Goodbye Botswana...Hello New Adventures

      On April 17th I officially closed my Peace Corps service and left Botswana. Many people who read this blog know that I was originally supposed to COS (Close my service) in May, but due to some circumstances with my family and the fact that I was so close to the end of my service I was allowed to COS a bit earlier. This meant I had to leave my village a bit sooner than planned. Although it was hard to say goodbye to my community in Werda, I feel lucky because I was at least able to say goodbye and my last days in my village were filled with some precious moments.
   I had to warn my community before I left my village that I was possibly  going home early and through that process I was able to spend time with people and say goodbyes. I wrote letters and gave them to people I knew and worked with, and I put letters up at the clinic to the community as a whole and to students I worked with because school was out still for Easter Break and many of the students who were boarders at the Junior school were not around. I spoke with the children who were still around when I saw them around the village, gave my last bunch of high fives to my neighborhood children, and spent time hanging around the clinic so I could be around the nurses who were so kind to me throughout my service. During my last day in my village before going to the capital to figure things out with Peace Corps staff, I spent time with my friend Elia who told me that a child who couldn't walk and had never been able to go to school was accepted into a school program outside of the village that would enable him to move around more easily because he would have a wheelchair and to learn. This is something that the two of us had been working on. I also got to spend the evening walking around the village with Elia visiting OVC families we knew and then visiting Elia's grandmother who is in her 90s. Her grandmother was wise with a beautiful smile and told me in setswana translated by Elia that "It doesn't matter that we are from different places, different backgrounds, or speak different languages because we are a part of the same universe and same God and that everything would be ok with my family". I will never forget that.
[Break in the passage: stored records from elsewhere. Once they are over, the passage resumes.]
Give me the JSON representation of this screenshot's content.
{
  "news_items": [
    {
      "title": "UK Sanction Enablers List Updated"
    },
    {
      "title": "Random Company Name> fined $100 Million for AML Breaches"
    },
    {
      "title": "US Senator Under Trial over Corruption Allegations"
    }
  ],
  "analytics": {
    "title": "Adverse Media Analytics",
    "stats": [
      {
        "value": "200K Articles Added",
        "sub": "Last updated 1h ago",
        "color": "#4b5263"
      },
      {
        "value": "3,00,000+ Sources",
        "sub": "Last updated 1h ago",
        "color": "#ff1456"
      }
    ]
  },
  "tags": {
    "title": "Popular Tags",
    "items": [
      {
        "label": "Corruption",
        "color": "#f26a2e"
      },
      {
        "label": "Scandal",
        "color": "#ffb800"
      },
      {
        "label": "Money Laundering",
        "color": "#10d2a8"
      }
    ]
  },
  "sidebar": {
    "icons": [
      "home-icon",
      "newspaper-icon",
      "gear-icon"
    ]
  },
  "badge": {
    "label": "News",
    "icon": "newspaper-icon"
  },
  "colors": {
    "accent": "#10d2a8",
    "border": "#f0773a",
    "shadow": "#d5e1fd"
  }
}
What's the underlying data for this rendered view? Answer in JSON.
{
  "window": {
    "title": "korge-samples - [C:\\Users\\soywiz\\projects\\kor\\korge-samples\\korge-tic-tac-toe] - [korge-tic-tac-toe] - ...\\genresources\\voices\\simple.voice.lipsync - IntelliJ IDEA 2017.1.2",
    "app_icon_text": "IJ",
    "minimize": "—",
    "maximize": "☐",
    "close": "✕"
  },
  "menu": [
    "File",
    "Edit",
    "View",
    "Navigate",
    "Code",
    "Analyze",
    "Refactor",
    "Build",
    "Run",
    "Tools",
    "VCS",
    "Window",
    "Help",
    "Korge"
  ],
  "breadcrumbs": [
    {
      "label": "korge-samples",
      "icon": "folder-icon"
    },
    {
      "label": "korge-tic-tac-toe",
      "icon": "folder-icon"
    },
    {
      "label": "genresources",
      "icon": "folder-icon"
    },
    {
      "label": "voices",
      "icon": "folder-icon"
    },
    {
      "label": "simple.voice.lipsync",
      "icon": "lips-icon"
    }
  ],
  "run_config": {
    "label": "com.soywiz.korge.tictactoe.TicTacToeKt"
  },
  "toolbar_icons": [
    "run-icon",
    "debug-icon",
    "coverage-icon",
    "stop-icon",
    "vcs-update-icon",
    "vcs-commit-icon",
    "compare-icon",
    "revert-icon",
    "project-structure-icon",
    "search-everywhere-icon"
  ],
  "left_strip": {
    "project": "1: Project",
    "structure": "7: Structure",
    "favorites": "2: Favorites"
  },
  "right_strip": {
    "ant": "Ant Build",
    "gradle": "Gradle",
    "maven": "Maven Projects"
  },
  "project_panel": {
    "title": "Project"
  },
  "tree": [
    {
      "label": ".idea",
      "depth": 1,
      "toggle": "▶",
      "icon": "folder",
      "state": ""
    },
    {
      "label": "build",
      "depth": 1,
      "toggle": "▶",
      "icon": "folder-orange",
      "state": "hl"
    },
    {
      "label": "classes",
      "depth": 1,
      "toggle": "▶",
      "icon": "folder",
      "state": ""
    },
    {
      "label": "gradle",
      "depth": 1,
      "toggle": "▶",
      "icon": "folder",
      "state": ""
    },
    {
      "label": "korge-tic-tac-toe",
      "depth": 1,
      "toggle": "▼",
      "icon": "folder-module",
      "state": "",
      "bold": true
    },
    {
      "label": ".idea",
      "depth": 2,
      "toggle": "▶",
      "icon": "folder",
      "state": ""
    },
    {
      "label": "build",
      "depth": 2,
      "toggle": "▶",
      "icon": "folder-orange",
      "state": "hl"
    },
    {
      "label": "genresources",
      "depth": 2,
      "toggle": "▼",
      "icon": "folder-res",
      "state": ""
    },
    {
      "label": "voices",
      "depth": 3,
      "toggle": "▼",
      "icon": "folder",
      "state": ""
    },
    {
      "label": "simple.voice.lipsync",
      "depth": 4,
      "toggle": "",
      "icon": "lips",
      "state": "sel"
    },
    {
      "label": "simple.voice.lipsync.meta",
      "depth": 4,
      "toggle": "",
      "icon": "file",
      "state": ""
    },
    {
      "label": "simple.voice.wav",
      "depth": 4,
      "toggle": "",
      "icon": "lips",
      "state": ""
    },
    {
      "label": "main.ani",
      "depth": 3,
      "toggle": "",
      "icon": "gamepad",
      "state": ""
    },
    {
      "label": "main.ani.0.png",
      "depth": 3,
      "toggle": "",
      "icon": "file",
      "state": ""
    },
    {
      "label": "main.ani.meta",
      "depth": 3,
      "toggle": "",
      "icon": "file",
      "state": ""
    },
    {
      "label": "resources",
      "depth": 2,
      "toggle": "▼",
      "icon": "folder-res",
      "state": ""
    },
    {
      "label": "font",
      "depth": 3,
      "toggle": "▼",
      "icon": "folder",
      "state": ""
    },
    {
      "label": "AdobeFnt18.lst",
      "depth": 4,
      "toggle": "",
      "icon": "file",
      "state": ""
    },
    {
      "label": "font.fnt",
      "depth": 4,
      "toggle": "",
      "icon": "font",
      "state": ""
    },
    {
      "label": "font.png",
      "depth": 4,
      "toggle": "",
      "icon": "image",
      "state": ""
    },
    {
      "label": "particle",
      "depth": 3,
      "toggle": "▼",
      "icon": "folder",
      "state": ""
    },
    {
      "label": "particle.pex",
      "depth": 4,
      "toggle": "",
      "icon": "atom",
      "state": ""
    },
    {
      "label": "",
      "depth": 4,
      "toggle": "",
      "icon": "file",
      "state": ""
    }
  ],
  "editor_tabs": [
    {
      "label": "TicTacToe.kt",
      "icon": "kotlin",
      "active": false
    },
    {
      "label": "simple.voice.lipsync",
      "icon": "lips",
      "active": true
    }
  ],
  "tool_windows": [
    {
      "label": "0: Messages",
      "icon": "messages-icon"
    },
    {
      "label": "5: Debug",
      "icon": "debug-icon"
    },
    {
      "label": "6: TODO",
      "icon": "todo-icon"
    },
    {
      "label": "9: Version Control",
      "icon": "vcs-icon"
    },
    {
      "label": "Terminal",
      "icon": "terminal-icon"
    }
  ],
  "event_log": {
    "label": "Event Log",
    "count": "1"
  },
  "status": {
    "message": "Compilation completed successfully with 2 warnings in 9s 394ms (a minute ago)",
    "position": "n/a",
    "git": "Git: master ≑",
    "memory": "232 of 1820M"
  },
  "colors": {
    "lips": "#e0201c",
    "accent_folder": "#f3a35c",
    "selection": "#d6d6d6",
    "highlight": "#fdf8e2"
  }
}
   As I said, I had to spend my last days in Botswana nearer to the Peace Corps office because I was working with staff to figure out how I could get home to my family. I stayed with friends who were very supportive during a time that was very difficult for me, and I'm very grateful for that. I'm also grateful for how supportive Peace Corps staff were. My last night in Botswana I went out to dinner in the capital with some other PCVs who were around for other meetings/appointments. I was even able to lodge in the capital with a close PCV friend during my last night and help her out a bit with an event she was having at the PC office the morning of the day I COSd. It was a good send off.
   People here in America and back in Botswana keep asking me how it feels to have completed my service and to be back home. I've been home for just over a month now, and the truth is that I've experienced a mixture of emotions. It feels great to have completed my service because I'm proud of what I did in Botswana, I feel lucky that I got to meet the people I met and experience the things I experienced, and I know having served as a PCV has changed me forever. Sometimes I feel sad because I miss people and things about being in Botswana or because I wish my goodbye was a bit different/feel badly about having to COS early. In moments like that I remind myself of the kind words some friends, teachers, and nurses I worked with in my village said to me before I left Werda or messaged me before I flew out of Botswana , and remembering that people were understanding and supportive helps. I also know that leaving a bit early was necessary and have had many moments where I've been very grateful that I was allowed to COS a month ago. Overall I'm very happy to be with my family and to be able to spend time with friends I hadn't seen in so long, but I also do have moments of feeling overwhelmed. At times I feel guilty about things like having so much food or when I see everything that is available in stores here or get angry when I see people being wasteful with things like water or paper products when I truly understand more than ever how precious these things are. I like my alone time more than I used to, but so far people have been understanding of that. I've been on the go quite a bit, but today I'm taking a "lazy" day to be on my own for a while. Readjustment is going to take time I think. Oh, and I'm also very excited about graduate school in July!
   I'm not really sure how to sum up this blog post or this blog. I feel like being an RPCV ( returned Peace Corps Volunteer) is always going to be a a part of my identity and that as I continue on with my life this experience is something that will stay with me. This isn't really an end but a continuation...